Supplied entries ->

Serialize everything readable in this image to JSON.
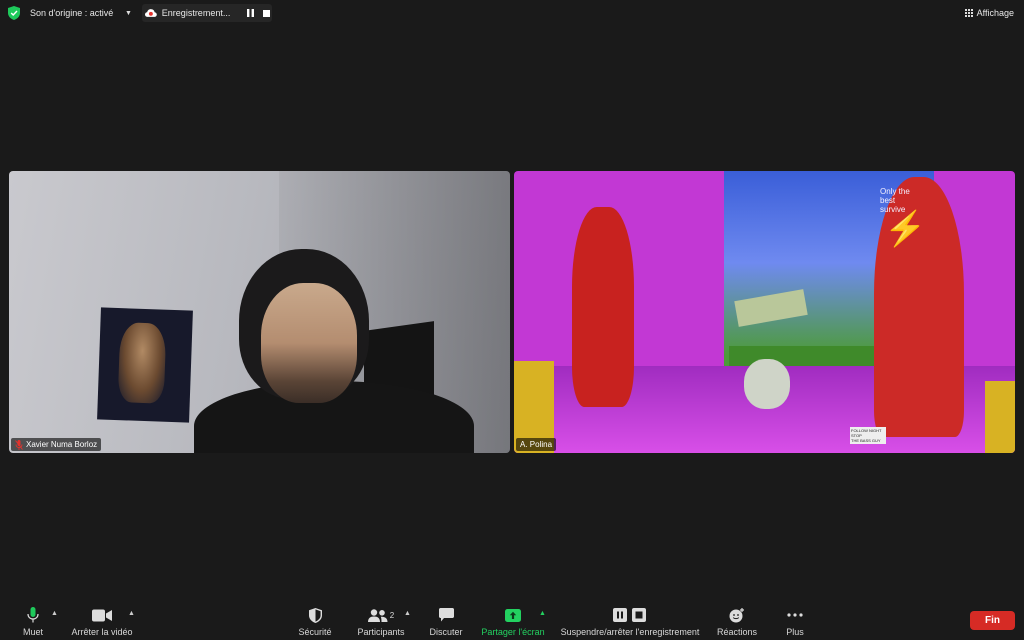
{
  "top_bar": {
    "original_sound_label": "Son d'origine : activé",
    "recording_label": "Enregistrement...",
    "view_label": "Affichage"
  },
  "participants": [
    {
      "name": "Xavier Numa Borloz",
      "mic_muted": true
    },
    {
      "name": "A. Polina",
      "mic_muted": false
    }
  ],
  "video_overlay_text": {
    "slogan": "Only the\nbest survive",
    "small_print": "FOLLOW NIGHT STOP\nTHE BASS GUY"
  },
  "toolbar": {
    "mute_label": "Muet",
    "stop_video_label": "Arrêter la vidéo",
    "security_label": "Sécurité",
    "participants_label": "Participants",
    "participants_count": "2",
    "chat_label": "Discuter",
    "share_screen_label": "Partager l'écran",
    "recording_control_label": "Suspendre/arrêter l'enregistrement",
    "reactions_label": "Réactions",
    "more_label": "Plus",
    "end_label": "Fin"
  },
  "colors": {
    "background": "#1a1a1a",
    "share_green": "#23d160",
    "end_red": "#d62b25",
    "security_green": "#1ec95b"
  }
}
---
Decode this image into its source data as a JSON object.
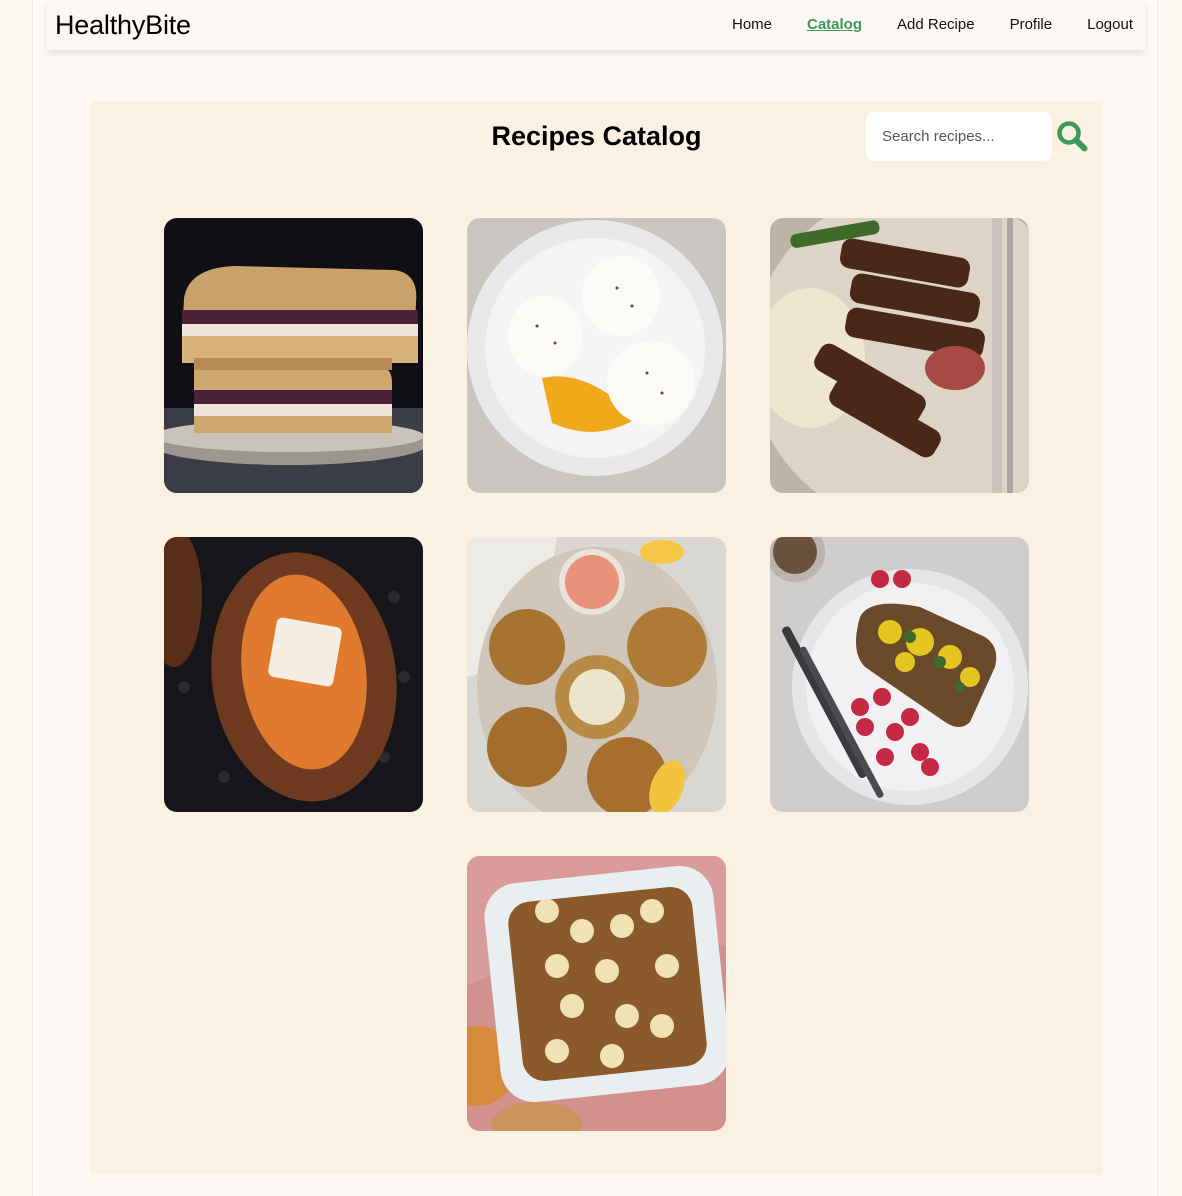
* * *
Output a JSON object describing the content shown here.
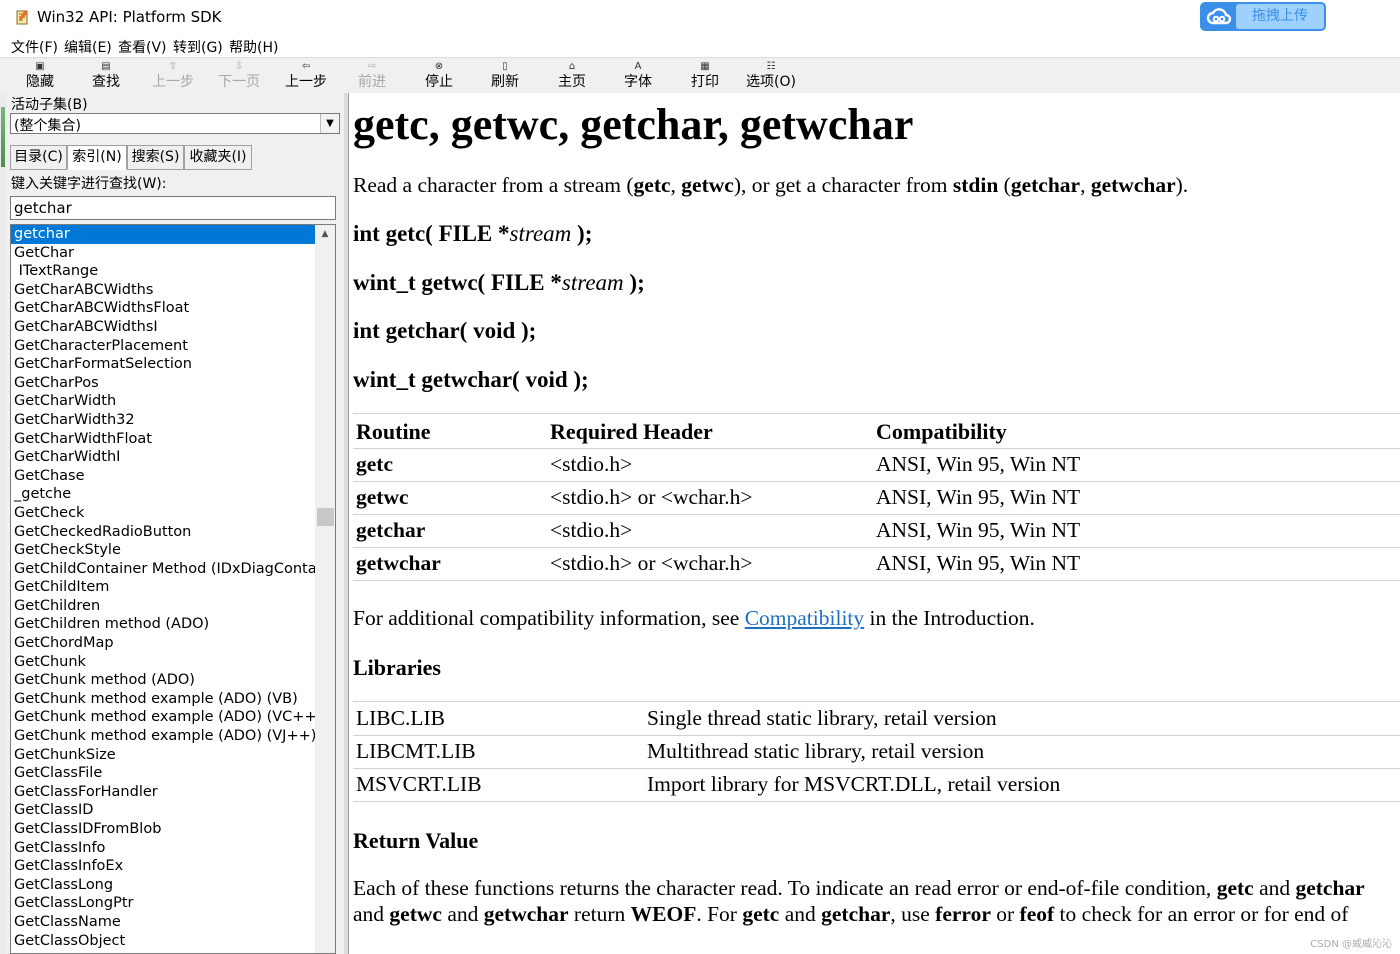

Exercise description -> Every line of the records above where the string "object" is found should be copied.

Task result ->
Decode this image into its source data as a JSON object.
Output a JSON object describing the content shown here.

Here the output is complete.